SEATTLE, Washington — As the COVID-19 pandemic continues to demand attention from the world’s medical community, many other diseases do not receive as much focus. One such disease is HIV/AIDS, which continues to infect millions each year in areas of the world such as Africa, Eastern Europe and South America. To combat the discrepancies in medical care for those infected with HIV/AIDS or those who may have contracted the virus, UNAIDS is helping the homeless by providing medical aid for homeless communities in Eastern Europe.
HIV/AIDS in Eastern Europe
Although HIV cases throughout the world continue to decrease with new ways to test and manage the condition, Eastern Europe continues to have significant problems in controlling the epidemic. For example, from 2010 to 2018, the annual rate of new HIV infections increased by 29%. In contrast, the CDC reported that the rates of HIV in the United States were beginning to stabilize over the past decade, with fewer people receiving a diagnosis each year. This same trend is found in most developed countries, where individuals with HIV or those suspected to have the virus, have access to tests and medications to diagnose or treat the virus.
One potential cause for the rapid rise of HIV/AIDS cases in Eastern Europe is the limited ability for some individuals to receive a diagnosis or treatment. For example, in Belarus, to receive free treatment for HIV, a person needs their HIV/AIDS diagnosis registered with the country’s Ministry of Health. However, homeless people are unable to receive the documentation necessary to prove that they have HIV/AIDS and need treatment. Of Belarusians who undergo testing, approximately 0.4 per 100,000 receive a positive diagnosis, equating to a current total of 27,000 Belarusians with HIV/AIDS. However, this figure does not represent those who are homeless and unable to undergo a free HIV test. Vera Ilyenkova, the UNAIDS Country Manager for Belarus, states that “Homeless people very often don’t have identification and this complicates a formal recognition of their HIV status and their access to HIV treatment.” This is a reason why UNAIDS is helping the homeless population, with a particular focus on HIV/AIDS.

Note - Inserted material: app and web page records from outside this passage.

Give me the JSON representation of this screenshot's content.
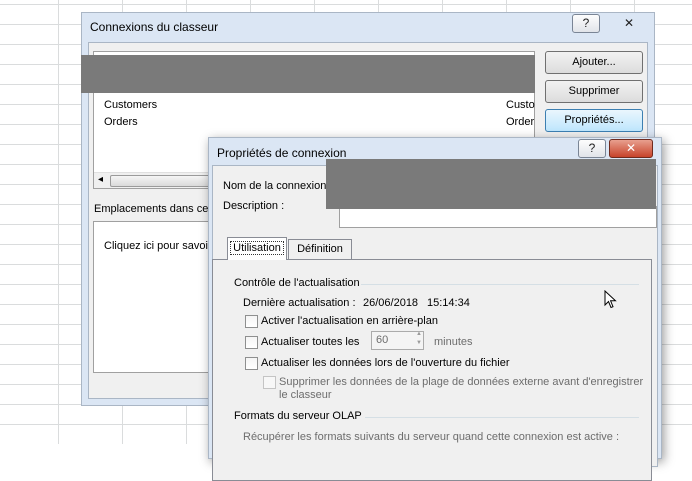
{
  "workbook_connections": {
    "title": "Connexions du classeur",
    "help_glyph": "?",
    "close_glyph": "✕",
    "list_items": [
      {
        "name": "Customers",
        "desc": "Custo"
      },
      {
        "name": "Orders",
        "desc": "Order"
      }
    ],
    "buttons": {
      "add": "Ajouter...",
      "remove": "Supprimer",
      "properties": "Propriétés..."
    },
    "locations_label": "Emplacements dans ce c",
    "locations_hint": "Cliquez ici pour savoir",
    "scroll_left": "◂"
  },
  "connection_properties": {
    "title": "Propriétés de connexion",
    "help_glyph": "?",
    "close_glyph": "✕",
    "name_label": "Nom de la connexion",
    "description_label": "Description :",
    "tabs": [
      "Utilisation",
      "Définition"
    ],
    "refresh_section": "Contrôle de l'actualisation",
    "last_refresh_label": "Dernière actualisation :",
    "last_refresh_date": "26/06/2018",
    "last_refresh_time": "15:14:34",
    "opt_background": "Activer l'actualisation en arrière-plan",
    "opt_every": "Actualiser toutes les",
    "every_value": "60",
    "every_unit": "minutes",
    "opt_on_open": "Actualiser les données lors de l'ouverture du fichier",
    "opt_remove_line1": "Supprimer les données de la plage de données externe avant d'enregistrer",
    "opt_remove_line2": "le classeur",
    "olap_section": "Formats du serveur OLAP",
    "olap_desc": "Récupérer les formats suivants du serveur quand cette connexion est active :",
    "spin_up": "▲",
    "spin_down": "▼"
  }
}
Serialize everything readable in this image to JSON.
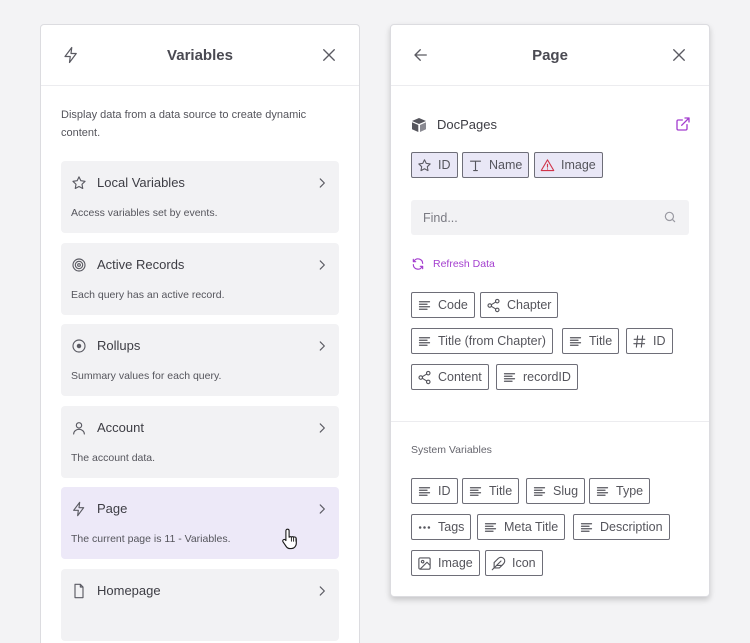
{
  "left_panel": {
    "title": "Variables",
    "intro": "Display data from a data source to create dynamic content.",
    "cards": [
      {
        "title": "Local Variables",
        "desc": "Access variables set by events.",
        "icon": "star-icon"
      },
      {
        "title": "Active Records",
        "desc": "Each query has an active record.",
        "icon": "target-icon"
      },
      {
        "title": "Rollups",
        "desc": "Summary values for each query.",
        "icon": "circle-dot-icon"
      },
      {
        "title": "Account",
        "desc": "The account data.",
        "icon": "user-icon"
      },
      {
        "title": "Page",
        "desc": "The current page is 11 - Variables.",
        "icon": "bolt-icon",
        "active": true
      },
      {
        "title": "Homepage",
        "desc": "",
        "icon": "file-icon"
      }
    ]
  },
  "right_panel": {
    "title": "Page",
    "source_name": "DocPages",
    "source_chips": [
      {
        "label": "ID",
        "icon": "star-icon"
      },
      {
        "label": "Name",
        "icon": "text-icon"
      },
      {
        "label": "Image",
        "icon": "warning-icon"
      }
    ],
    "find_placeholder": "Find...",
    "refresh_label": "Refresh Data",
    "field_chips": [
      {
        "label": "Code",
        "icon": "lines-icon"
      },
      {
        "label": "Chapter",
        "icon": "share-icon"
      },
      {
        "label": "Title (from Chapter)",
        "icon": "lines-icon"
      },
      {
        "label": "Title",
        "icon": "lines-icon"
      },
      {
        "label": "ID",
        "icon": "hash-icon"
      },
      {
        "label": "Content",
        "icon": "share-icon"
      },
      {
        "label": "recordID",
        "icon": "lines-icon"
      }
    ],
    "system_label": "System Variables",
    "system_chips": [
      {
        "label": "ID",
        "icon": "lines-icon"
      },
      {
        "label": "Title",
        "icon": "lines-icon"
      },
      {
        "label": "Slug",
        "icon": "lines-icon"
      },
      {
        "label": "Type",
        "icon": "lines-icon"
      },
      {
        "label": "Tags",
        "icon": "dots-icon"
      },
      {
        "label": "Meta Title",
        "icon": "lines-icon"
      },
      {
        "label": "Description",
        "icon": "lines-icon"
      },
      {
        "label": "Image",
        "icon": "image-icon"
      },
      {
        "label": "Icon",
        "icon": "feather-icon"
      }
    ]
  },
  "colors": {
    "accent": "#a43fcf",
    "warning": "#d0344a",
    "active_card": "#ede9f8"
  }
}
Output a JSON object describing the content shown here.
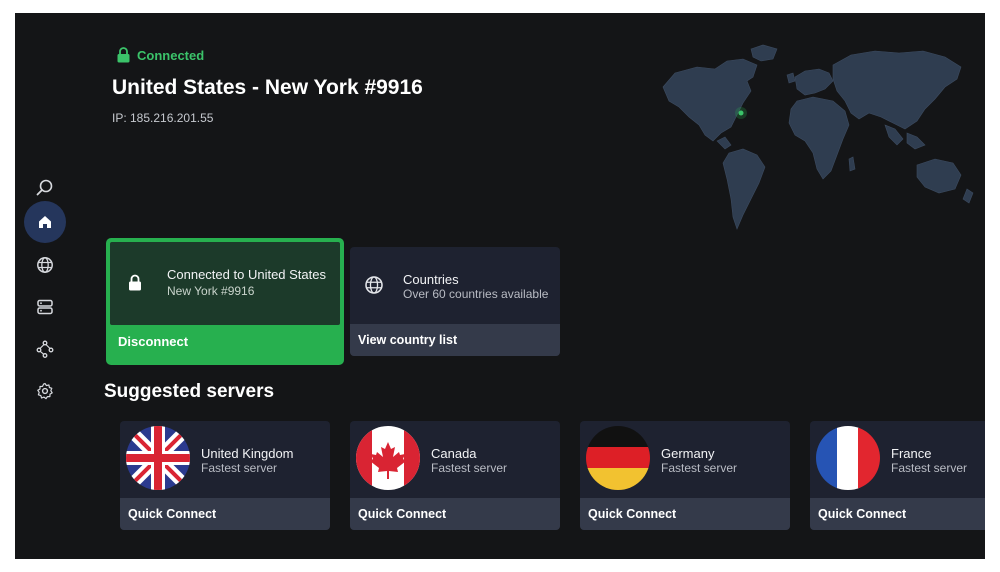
{
  "status": {
    "label": "Connected",
    "color": "#3bc36a"
  },
  "connection": {
    "server_name": "United States - New York #9916",
    "ip": "IP: 185.216.201.55"
  },
  "sidebar": {
    "items": [
      {
        "id": "search",
        "icon": "search-icon",
        "active": false
      },
      {
        "id": "home",
        "icon": "home-icon",
        "active": true
      },
      {
        "id": "countries",
        "icon": "globe-icon",
        "active": false
      },
      {
        "id": "servers",
        "icon": "server-icon",
        "active": false
      },
      {
        "id": "specialty",
        "icon": "network-icon",
        "active": false
      },
      {
        "id": "settings",
        "icon": "gear-icon",
        "active": false
      }
    ]
  },
  "connected_card": {
    "title": "Connected to United States",
    "subtitle": "New York #9916",
    "action": "Disconnect"
  },
  "countries_card": {
    "title": "Countries",
    "subtitle": "Over 60 countries available",
    "action": "View country list"
  },
  "suggested": {
    "title": "Suggested servers",
    "servers": [
      {
        "country": "United Kingdom",
        "subtitle": "Fastest server",
        "action": "Quick Connect",
        "flag": "uk-flag-icon"
      },
      {
        "country": "Canada",
        "subtitle": "Fastest server",
        "action": "Quick Connect",
        "flag": "canada-flag-icon"
      },
      {
        "country": "Germany",
        "subtitle": "Fastest server",
        "action": "Quick Connect",
        "flag": "germany-flag-icon"
      },
      {
        "country": "France",
        "subtitle": "Fastest server",
        "action": "Quick Connect",
        "flag": "france-flag-icon"
      }
    ]
  },
  "colors": {
    "accent": "#27b04f",
    "background": "#141517",
    "card": "#1e2230",
    "nav_active": "#25365c",
    "map": "#2f3d50"
  }
}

HIV/AIDS and COVID-19
Although UNAIDS has always been committed to ending the AIDS crisis globally, the organization’s work has shifted since the pandemic began, to focus more on treating people with HIV/AIDS in COVID-19 hotspots. Since HIV/AIDS is an immunodeficiency virus, it would stop the immune system from being able to fight off COVID-19. This would result in patients with AIDS or untreated HIV being more likely to die if they also contract COVID-19. Due to the prevalence of HIV/AIDS in vulnerable populations in Eastern Europe and many other parts of the world, UNAIDS has changed its programs to be more inclusive to homeless communities. Since those individuals would not be eligible for HIV testing or medication, contracting COVID-19 could easily prove fatal.
How UNAIDS is Helping the Homeless
To increase the resources available to vulnerable populations, UNAIDS and Belarusian NGOs, the Positive Movement and Street Medicine, have launched a new program to provide HIV services for Belarusians. This program will replace the services initially provided by homeless shelters in Minsk, of which eight out of 11 closed due to the COVID-29 pandemic. Due to the now limited resources available for Minsk’s homeless population, UNAIDS and the Positive Movement will help homeless people receive HIV tests and medications. The program, which currently consists of at least two phases, will offer services to 200 homeless individuals in Minsk. These services include distributing condoms and other contraceptives, giving out personal hygiene packs and providing HIV tests and counseling, should a person receive an HIV/AIDS diagnosis. Even though these services traditionally cost money if a person’s diagnosis is not registered with the Ministry of Health, UNAIDS is making sure that all people can get a test even if they otherwise could not afford it. “We know that some of them are living with HIV, but because they don’t have proper identification and residence registration, they can’t get free treatment,” said Karina Radchenko, a volunteer for Street Medicine.
Once the first phase of the program is complete, UNAIDS hopes to extend this particular program to other cities in Belarus and eventually to other countries in Eastern Europe. While there are struggles with controlling the HIV/AIDS epidemic, especially with the ongoing COVID-19 pandemic, UNAIDS is still confident in ending AIDS before 2030. However, to do so, previously unregistered people such as homeless individuals need to be accounted for.
– Sarah Licht